In this series of five interviews, Jane Albert looks at the dancers who have made legendary reputations in the lead roles of Graeme Murphy’s Swan Lake. Today we speak to Lynette Wills, former principal artist and now an extraordinary photographer whose work appears regularly on this blog.
It’s fair to say Swan Lake was pivotal in your career?
It was an interesting point in my career, when I was considering my future and whether to continue dancing. When the casting first went up I wasn’t even an understudy Baroness. Of course I desperately wanted to be, so being the person I am, I questioned it straight away, and David said, “You’ve been lovely, but it was Graeme and Janet’s casting.” But I lucked in because one day, for some reason every other baroness was sick or in a photo shoot, so they didn’t have anyone for this rehearsal. I remember Graeme being so flippant, and saying, “Do you want to do it Lindy – you don’t have to?”
It was a make-or-break moment. This was my chance. So I got up, I was dancing with Steven [Heathcote], and he said, “Oh you do know it!” I knew every step. The next day everyone was back, so I was back to number-nine understudy. Then a few people got injured, so I went on for the dress rehearsal; then Margaret Illmann got injured, so I went on as the first cast in Melbourne, then to Sydney as first-cast opening night and was promoted that night to principal artist!
It was a turning point in my career. That role went on to have a real emotional attachment; it was a defining role for me. It grew and developed and changed and evolved every time I danced it. I never got sick of doing that role.
Lynette Wills, Steven Heathcote and Madeleine Eastoe. Photography Jeff Busby
The Baroness is a complicated lady, how did you find her character?
I always think of her as just as much the victim as Odette. She’s not a blanket evil character, that’s too one-dimensional. I liked to play her as though I was owed, I was more interesting than Odette, we had a stronger love and this was destiny.
Describe the baroness’s movement? Difficult! In the big Act III solo there is some really non-balletic movement so you have to find and embrace the emotional reason behind why Graeme has given you steps that are seemingly ugly, what the meaning is. Then it works. If you’re self-conscious about the steps it really wouldn’t work. The messages in that solo are a little bit schizophrenic – she’s on the verge of losing her mind, but trying to get it back and hold on to that poise and prove she’s fabulous, while crumbling on the inside. It’s a very emotional solo, and really rewarding on the nights it works.
Steven Heathcote, Lynette Wills and Madeleine Eastoe. Photography Jeff Busby
As a dancer, why you do think Swan Lake has been so successful?
Because it’s risky. It’s Swan Lake! It’s pretty perfect already, otherwise it wouldn’t have stood the test of time.
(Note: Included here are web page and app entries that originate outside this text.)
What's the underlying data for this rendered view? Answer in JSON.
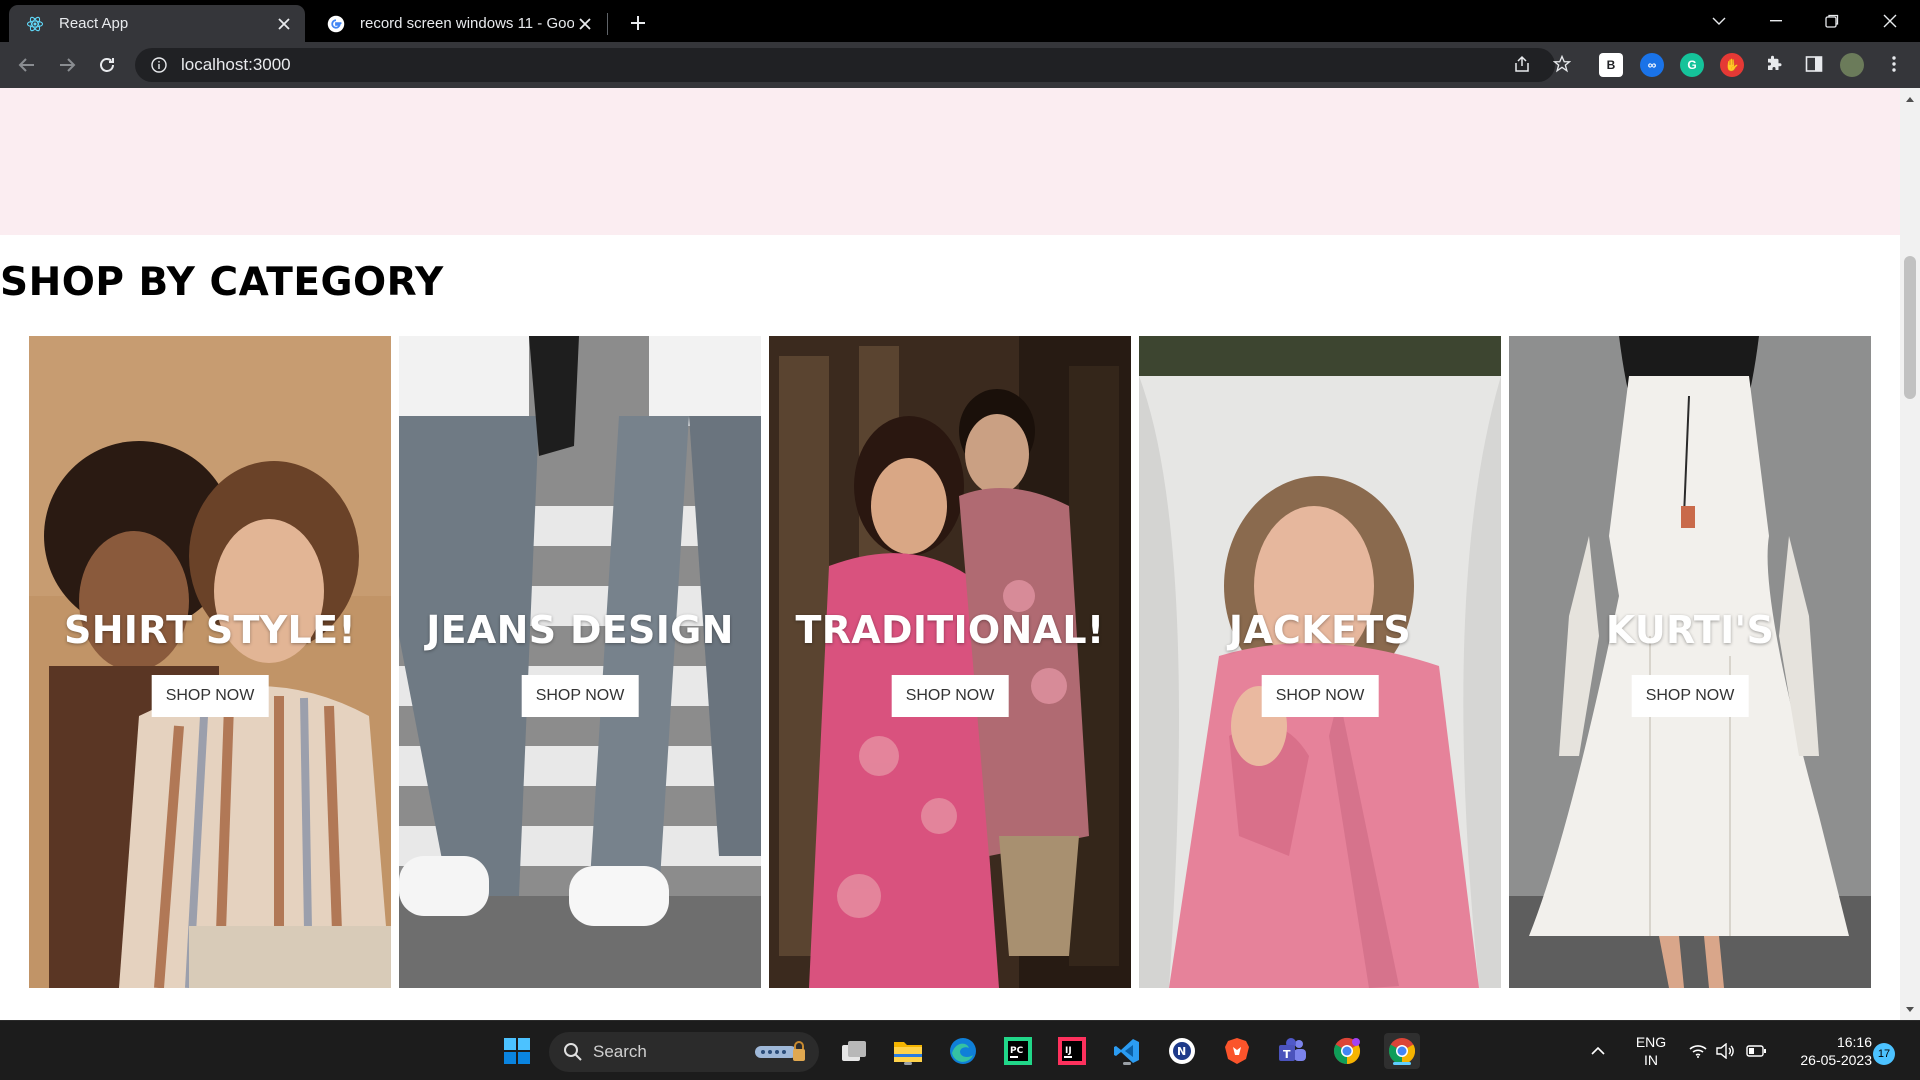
{
  "browser": {
    "tabs": [
      {
        "title": "React App",
        "active": true,
        "icon": "react-icon"
      },
      {
        "title": "record screen windows 11 - Goog",
        "active": false,
        "icon": "google-icon"
      }
    ],
    "url": "localhost:3000"
  },
  "page": {
    "section_title": "SHOP BY CATEGORY",
    "categories": [
      {
        "name": "SHIRT STYLE!",
        "button": "SHOP NOW"
      },
      {
        "name": "JEANS DESIGN",
        "button": "SHOP NOW"
      },
      {
        "name": "TRADITIONAL!",
        "button": "SHOP NOW"
      },
      {
        "name": "JACKETS",
        "button": "SHOP NOW"
      },
      {
        "name": "KURTI'S",
        "button": "SHOP NOW"
      }
    ],
    "colors": {
      "band": "#fbedf1",
      "title": "#000000"
    }
  },
  "taskbar": {
    "search_label": "Search",
    "apps": [
      "start-icon",
      "search",
      "task-view-icon",
      "file-explorer-icon",
      "edge-icon",
      "pycharm-icon",
      "intellij-icon",
      "vscode-icon",
      "app-icon",
      "brave-icon",
      "teams-icon",
      "chrome-profile-icon",
      "chrome-icon"
    ],
    "lang_top": "ENG",
    "lang_bottom": "IN",
    "time": "16:16",
    "date": "26-05-2023",
    "notifications": "17"
  }
}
So to pick that ballet and change it so significantly was always going to be a risk. Graeme loves a challenge, he wouldn’t have seen it as a risk, he would have seen it as a golden opportunity and that’s what it turned out to be. An absolute gift for The Australian Ballet.
It’s so emotionally charged, physically exciting and visually beautiful. He got it so right. When you break it down it’s a bit strange sometimes, a bit quirky. Some steps aren’t traditionally ballet, he’s challenging the look, so you struggle and look almost grotesque. But when you throw it into the whole picture it’s crucial to the stylised choreography. And it’s racing with passion. It’s hugely challenging both physically and emotionally, and once it starts it’s on a perfect curve, so that by the time you get to the end you can’t take any more. And that’s when the audience erupts: they’re so emotionally spent and transfixed.
Swan Lake finishes on 28 February, and ticket availability is extremely limited! Hurry in!